IEA: U.S. to “Dominate” Global Oil Production Expansion Amid Slowing Demand Growth
The United States is poised to dominate global oil supply despite an expected slowing down of global demand, meaning that U.S. oil production has a sound and prosperous future, according to a recent International Energy Agency report.
The new report, which provides a medium-term outlook of the “evolving oil supply and demand dynamics through to 2028”, forecasts a slowdown in global oil demand as the result of multiple trends: post-COVID economic recovery, Russian invasion of Ukraine, and an accelerated energy transition towards renewables and other low-carbon sources.
However, the report also highlights how supply growth is concentrated in the Americas, including the United States, Brazil and Guyana, representing more than 80 percent of the growth through this period.
Growth in Global Oil Demand to Slow Down
While the IEA touts the idea of “peak oil” demand by 2028, due to clean energy accelerating faster than investments in fossil fuels, this wouldn’t be the first time an organization or outlook predicts peak oil demand.
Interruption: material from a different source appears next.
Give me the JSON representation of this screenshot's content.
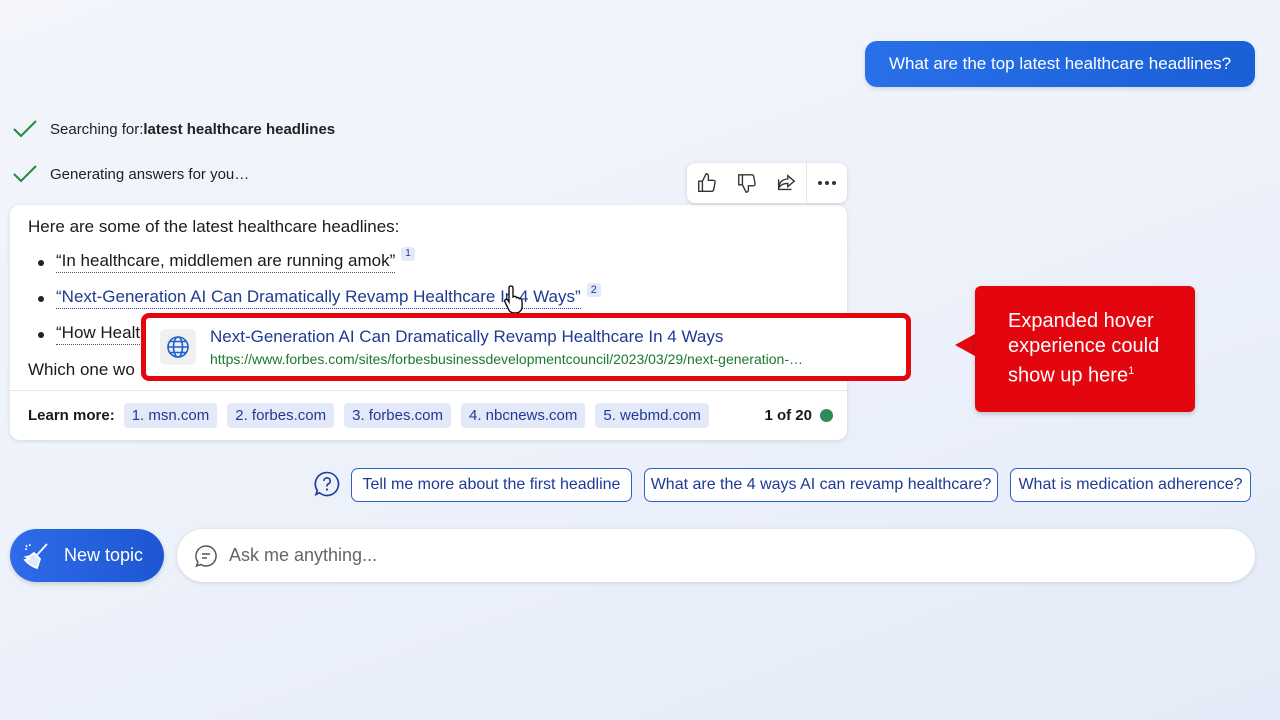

Throughout history – from when President Jimmy Carter announced to the world in 1978 that the world was running out of oil to pre-Shale Revolution theories that oil had peaked – several have forecast that the world has reached (or will soon reach) its peak oil production and demand, but none of these predictions have come true.
As reported by E&E News, trying to determine when the world will reach peak oil demand is like looking into a crystal ball:
“The timing of peak oil demand has long been a topic of debate. A report last year from consulting firm McKinsey & Co., for example, estimated that global oil demand could peak between 2024 and 2027. Another report, issued in January 2023 by BP PLC, said oil will still “play a major role in the global energy system for the next 15-20 years.”
To be clear, the IEA still expects oil demand to grow by 6 percent in the next 5 years with 90 percent of that growth expected to be in the Asia Pacific region. Notably, the Chinese petrochemical sector is expected to account for nearly half of that rise in oil demand, while post-pandemic air travel is another major factor.
Future Oil Supply on U.S. Hands
In contrast to the demand forecast, the IEA expects the United States to lead the expansion in global oil production. Much of the global increase in crude oil production will come from the Americas, with exports predicted to increase by 4.1 million barrels per day (mb/d) by 2028. The country alone is set to provide nearly 45 percent of the total rise in crude oil production globally – surpassing the Middle East -, further cementing the United States as the top producer of crude oil.
Source: IEA Oil 2023 Report
Bottom Line: The United States is expected to “dominate” new crude oil production in the mid-term and is set to continue on this growth trajectory. This represents an opportunity to continue supporting cleaner and reliable U.S. oil production, while also helping supply affordable energy for consumers in the United States and worldwide.